ACTIVITY: Give back all of the data exactly.

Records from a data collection

+---+

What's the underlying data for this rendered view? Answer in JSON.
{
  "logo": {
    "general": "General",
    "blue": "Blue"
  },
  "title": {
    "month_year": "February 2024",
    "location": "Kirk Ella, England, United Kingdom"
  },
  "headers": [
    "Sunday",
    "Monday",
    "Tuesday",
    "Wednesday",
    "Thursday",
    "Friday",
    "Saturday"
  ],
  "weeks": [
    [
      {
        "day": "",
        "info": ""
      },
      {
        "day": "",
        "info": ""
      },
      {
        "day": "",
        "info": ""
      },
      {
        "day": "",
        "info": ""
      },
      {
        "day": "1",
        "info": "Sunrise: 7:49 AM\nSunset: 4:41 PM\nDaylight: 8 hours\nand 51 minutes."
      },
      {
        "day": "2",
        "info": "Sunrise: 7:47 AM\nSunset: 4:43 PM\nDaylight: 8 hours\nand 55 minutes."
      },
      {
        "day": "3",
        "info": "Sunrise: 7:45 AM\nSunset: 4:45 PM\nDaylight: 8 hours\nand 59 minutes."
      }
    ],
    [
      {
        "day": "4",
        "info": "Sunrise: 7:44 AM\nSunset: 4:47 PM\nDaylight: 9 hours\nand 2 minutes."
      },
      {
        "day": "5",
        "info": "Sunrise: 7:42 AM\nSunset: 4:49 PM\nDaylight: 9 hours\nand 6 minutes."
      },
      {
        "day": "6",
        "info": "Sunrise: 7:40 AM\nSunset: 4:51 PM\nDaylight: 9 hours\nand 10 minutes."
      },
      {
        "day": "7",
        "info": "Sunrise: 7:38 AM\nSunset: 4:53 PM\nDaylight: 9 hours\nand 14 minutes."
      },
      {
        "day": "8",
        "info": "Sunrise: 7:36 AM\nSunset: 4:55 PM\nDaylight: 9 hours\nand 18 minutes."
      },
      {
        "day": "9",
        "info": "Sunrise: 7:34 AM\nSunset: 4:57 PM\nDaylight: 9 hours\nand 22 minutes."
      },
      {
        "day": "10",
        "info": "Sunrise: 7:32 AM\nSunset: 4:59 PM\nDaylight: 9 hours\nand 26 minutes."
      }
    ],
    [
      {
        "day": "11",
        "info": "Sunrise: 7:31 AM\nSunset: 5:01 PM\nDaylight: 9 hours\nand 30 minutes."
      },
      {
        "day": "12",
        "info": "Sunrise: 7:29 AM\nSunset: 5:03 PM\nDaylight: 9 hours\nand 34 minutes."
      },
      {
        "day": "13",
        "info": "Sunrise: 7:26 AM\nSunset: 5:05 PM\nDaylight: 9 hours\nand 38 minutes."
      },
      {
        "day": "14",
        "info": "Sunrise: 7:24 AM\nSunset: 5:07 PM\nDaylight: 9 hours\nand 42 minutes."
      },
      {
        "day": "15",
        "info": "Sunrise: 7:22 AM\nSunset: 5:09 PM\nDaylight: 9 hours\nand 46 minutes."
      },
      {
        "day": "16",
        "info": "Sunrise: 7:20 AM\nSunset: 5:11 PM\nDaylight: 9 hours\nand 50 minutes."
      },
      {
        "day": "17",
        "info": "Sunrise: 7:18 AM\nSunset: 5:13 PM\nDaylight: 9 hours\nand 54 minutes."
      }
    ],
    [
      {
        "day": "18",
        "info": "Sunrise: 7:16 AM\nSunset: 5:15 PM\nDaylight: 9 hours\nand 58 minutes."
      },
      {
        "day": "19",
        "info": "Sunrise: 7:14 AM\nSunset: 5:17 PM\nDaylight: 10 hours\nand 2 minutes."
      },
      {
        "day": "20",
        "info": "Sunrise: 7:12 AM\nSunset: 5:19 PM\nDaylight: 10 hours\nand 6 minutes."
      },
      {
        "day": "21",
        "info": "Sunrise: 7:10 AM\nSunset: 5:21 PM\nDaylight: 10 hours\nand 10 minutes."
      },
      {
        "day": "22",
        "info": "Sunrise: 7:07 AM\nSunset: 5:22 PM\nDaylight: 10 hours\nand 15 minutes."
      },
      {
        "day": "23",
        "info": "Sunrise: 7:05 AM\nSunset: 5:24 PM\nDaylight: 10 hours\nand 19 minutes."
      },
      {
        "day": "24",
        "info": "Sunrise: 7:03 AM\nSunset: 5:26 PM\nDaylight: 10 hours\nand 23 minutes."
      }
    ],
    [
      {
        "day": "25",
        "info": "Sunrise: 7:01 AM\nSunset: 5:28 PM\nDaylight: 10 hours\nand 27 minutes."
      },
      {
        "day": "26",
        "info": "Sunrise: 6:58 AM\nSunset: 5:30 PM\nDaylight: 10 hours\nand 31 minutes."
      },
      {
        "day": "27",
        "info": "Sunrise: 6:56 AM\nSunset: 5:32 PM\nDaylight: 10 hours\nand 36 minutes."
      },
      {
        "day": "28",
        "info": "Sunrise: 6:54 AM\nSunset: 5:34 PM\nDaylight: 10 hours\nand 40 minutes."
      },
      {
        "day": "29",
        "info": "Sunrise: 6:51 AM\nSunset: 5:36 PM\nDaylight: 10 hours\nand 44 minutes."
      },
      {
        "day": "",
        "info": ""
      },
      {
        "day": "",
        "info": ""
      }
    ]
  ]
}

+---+

SOLUTION:
What's the underlying data for this rendered view? Answer in JSON.
{
  "logo": {
    "general": "General",
    "blue": "Blue"
  },
  "title": {
    "month_year": "February 2024",
    "location": "Kirk Ella, England, United Kingdom"
  },
  "headers": [
    "Sunday",
    "Monday",
    "Tuesday",
    "Wednesday",
    "Thursday",
    "Friday",
    "Saturday"
  ],
  "weeks": [
    [
      {
        "day": "",
        "info": ""
      },
      {
        "day": "",
        "info": ""
      },
      {
        "day": "",
        "info": ""
      },
      {
        "day": "",
        "info": ""
      },
      {
        "day": "1",
        "info": "Sunrise: 7:49 AM\nSunset: 4:41 PM\nDaylight: 8 hours\nand 51 minutes."
      },
      {
        "day": "2",
        "info": "Sunrise: 7:47 AM\nSunset: 4:43 PM\nDaylight: 8 hours\nand 55 minutes."
      },
      {
        "day": "3",
        "info": "Sunrise: 7:45 AM\nSunset: 4:45 PM\nDaylight: 8 hours\nand 59 minutes."
      }
    ],
    [
      {
        "day": "4",
        "info": "Sunrise: 7:44 AM\nSunset: 4:47 PM\nDaylight: 9 hours\nand 2 minutes."
      },
      {
        "day": "5",
        "info": "Sunrise: 7:42 AM\nSunset: 4:49 PM\nDaylight: 9 hours\nand 6 minutes."
      },
      {
        "day": "6",
        "info": "Sunrise: 7:40 AM\nSunset: 4:51 PM\nDaylight: 9 hours\nand 10 minutes."
      },
      {
        "day": "7",
        "info": "Sunrise: 7:38 AM\nSunset: 4:53 PM\nDaylight: 9 hours\nand 14 minutes."
      },
      {
        "day": "8",
        "info": "Sunrise: 7:36 AM\nSunset: 4:55 PM\nDaylight: 9 hours\nand 18 minutes."
      },
      {
        "day": "9",
        "info": "Sunrise: 7:34 AM\nSunset: 4:57 PM\nDaylight: 9 hours\nand 22 minutes."
      },
      {
        "day": "10",
        "info": "Sunrise: 7:32 AM\nSunset: 4:59 PM\nDaylight: 9 hours\nand 26 minutes."
      }
    ],
    [
      {
        "day": "11",
        "info": "Sunrise: 7:31 AM\nSunset: 5:01 PM\nDaylight: 9 hours\nand 30 minutes."
      },
      {
        "day": "12",
        "info": "Sunrise: 7:29 AM\nSunset: 5:03 PM\nDaylight: 9 hours\nand 34 minutes."
      },
      {
        "day": "13",
        "info": "Sunrise: 7:26 AM\nSunset: 5:05 PM\nDaylight: 9 hours\nand 38 minutes."
      },
      {
        "day": "14",
        "info": "Sunrise: 7:24 AM\nSunset: 5:07 PM\nDaylight: 9 hours\nand 42 minutes."
      },
      {
        "day": "15",
        "info": "Sunrise: 7:22 AM\nSunset: 5:09 PM\nDaylight: 9 hours\nand 46 minutes."
      },
      {
        "day": "16",
        "info": "Sunrise: 7:20 AM\nSunset: 5:11 PM\nDaylight: 9 hours\nand 50 minutes."
      },
      {
        "day": "17",
        "info": "Sunrise: 7:18 AM\nSunset: 5:13 PM\nDaylight: 9 hours\nand 54 minutes."
      }
    ],
    [
      {
        "day": "18",
        "info": "Sunrise: 7:16 AM\nSunset: 5:15 PM\nDaylight: 9 hours\nand 58 minutes."
      },
      {
        "day": "19",
        "info": "Sunrise: 7:14 AM\nSunset: 5:17 PM\nDaylight: 10 hours\nand 2 minutes."
      },
      {
        "day": "20",
        "info": "Sunrise: 7:12 AM\nSunset: 5:19 PM\nDaylight: 10 hours\nand 6 minutes."
      },
      {
        "day": "21",
        "info": "Sunrise: 7:10 AM\nSunset: 5:21 PM\nDaylight: 10 hours\nand 10 minutes."
      },
      {
        "day": "22",
        "info": "Sunrise: 7:07 AM\nSunset: 5:22 PM\nDaylight: 10 hours\nand 15 minutes."
      },
      {
        "day": "23",
        "info": "Sunrise: 7:05 AM\nSunset: 5:24 PM\nDaylight: 10 hours\nand 19 minutes."
      },
      {
        "day": "24",
        "info": "Sunrise: 7:03 AM\nSunset: 5:26 PM\nDaylight: 10 hours\nand 23 minutes."
      }
    ],
    [
      {
        "day": "25",
        "info": "Sunrise: 7:01 AM\nSunset: 5:28 PM\nDaylight: 10 hours\nand 27 minutes."
      },
      {
        "day": "26",
        "info": "Sunrise: 6:58 AM\nSunset: 5:30 PM\nDaylight: 10 hours\nand 31 minutes."
      },
      {
        "day": "27",
        "info": "Sunrise: 6:56 AM\nSunset: 5:32 PM\nDaylight: 10 hours\nand 36 minutes."
      },
      {
        "day": "28",
        "info": "Sunrise: 6:54 AM\nSunset: 5:34 PM\nDaylight: 10 hours\nand 40 minutes."
      },
      {
        "day": "29",
        "info": "Sunrise: 6:51 AM\nSunset: 5:36 PM\nDaylight: 10 hours\nand 44 minutes."
      },
      {
        "day": "",
        "info": ""
      },
      {
        "day": "",
        "info": ""
      }
    ]
  ]
}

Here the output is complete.